Please state the number of lines in the listing that contain the word "lone", and nothing else.
··········
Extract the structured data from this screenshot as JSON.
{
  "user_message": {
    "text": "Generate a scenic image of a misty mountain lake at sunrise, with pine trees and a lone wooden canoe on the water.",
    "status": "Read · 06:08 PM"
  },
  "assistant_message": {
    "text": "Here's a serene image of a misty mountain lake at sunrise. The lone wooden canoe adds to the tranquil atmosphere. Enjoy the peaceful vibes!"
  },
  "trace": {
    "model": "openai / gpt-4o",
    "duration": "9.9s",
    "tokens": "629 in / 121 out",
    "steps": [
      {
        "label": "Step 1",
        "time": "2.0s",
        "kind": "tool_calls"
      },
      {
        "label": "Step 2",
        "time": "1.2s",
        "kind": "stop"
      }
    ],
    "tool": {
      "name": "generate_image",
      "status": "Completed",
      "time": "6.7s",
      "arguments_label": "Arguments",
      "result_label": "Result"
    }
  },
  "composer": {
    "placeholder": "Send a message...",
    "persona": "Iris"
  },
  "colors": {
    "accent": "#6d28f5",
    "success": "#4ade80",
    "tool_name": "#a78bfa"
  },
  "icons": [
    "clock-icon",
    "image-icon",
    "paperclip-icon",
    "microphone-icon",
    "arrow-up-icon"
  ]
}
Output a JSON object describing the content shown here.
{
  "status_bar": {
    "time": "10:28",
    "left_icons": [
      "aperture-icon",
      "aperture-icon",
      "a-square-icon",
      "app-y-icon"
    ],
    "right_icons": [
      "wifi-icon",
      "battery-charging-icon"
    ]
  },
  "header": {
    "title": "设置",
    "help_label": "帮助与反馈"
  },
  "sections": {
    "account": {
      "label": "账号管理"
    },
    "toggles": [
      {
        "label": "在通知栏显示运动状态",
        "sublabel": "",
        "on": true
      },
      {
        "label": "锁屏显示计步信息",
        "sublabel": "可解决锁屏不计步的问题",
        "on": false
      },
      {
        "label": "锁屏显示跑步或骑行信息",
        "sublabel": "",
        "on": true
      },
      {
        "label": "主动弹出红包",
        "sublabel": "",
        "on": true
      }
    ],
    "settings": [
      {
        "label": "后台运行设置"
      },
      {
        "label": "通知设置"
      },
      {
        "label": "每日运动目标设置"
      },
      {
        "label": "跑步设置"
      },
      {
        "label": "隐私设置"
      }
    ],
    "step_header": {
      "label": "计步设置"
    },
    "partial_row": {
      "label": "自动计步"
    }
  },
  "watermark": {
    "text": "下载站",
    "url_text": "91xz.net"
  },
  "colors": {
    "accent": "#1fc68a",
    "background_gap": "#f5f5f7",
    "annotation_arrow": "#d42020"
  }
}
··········
RESPONSE TO THIS EXERCISE:
2